Most critics of Obama's new order instructing Homeland Security to not enforce illegal immigration laws on illegal immigrant youths and instead grant them work permits argue the order violates the constitutional powers of the executive branch. Further, in March 2011 Obama himself stated he did not have the authority to issues such an order.
Proponents of the order say that the president is just using prosecutorial discretion.
From Kris Kobach's editorial in the NY Post:
The White House claims that it’s telling Immigration and Customs Enforcement agents to exercise “prosecutorial discretion” in not removing illegal aliens. But there is no such discretion.
In 1996, Congress inserted several interlocking provisions into the law that require deportation when Executive Branch officials become aware of illegal aliens.

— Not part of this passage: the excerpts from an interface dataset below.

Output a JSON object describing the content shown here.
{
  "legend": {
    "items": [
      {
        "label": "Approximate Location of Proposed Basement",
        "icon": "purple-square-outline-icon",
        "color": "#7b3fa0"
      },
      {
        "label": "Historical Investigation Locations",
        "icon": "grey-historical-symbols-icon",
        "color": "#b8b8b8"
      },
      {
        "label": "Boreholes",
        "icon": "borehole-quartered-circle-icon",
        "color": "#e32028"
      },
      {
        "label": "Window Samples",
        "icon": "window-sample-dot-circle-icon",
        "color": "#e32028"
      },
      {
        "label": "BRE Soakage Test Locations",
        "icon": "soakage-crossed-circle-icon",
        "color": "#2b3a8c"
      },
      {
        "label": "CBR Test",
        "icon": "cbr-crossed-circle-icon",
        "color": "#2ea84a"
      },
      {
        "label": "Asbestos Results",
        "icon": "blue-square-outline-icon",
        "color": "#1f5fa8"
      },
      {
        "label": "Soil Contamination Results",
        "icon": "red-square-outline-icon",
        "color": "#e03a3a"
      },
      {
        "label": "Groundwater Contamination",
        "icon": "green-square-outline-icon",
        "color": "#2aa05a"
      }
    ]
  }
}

Congress enacted these provisions explicitly to force the executive branch to place into removal proceedings virtually every illegal alien encountered by federal immigration agents. The exceptions allowed by the 1996 act are very narrow, to be applied only in extraordinary circumstances (such as aliens seeking political asylum).
In other words, the “prosecutorial discretion” that Obama claims he is ordering ICE agents to exercise no longer exists, because Congress eliminated it in 1996.Now that the Supreme Court of the United States has struck down significant portions of Arizona's illegal immigration law, which was designed to help the federal government enforce laws already on the books, the question remains, if and when the Supreme Court will require the president to uphold federal law?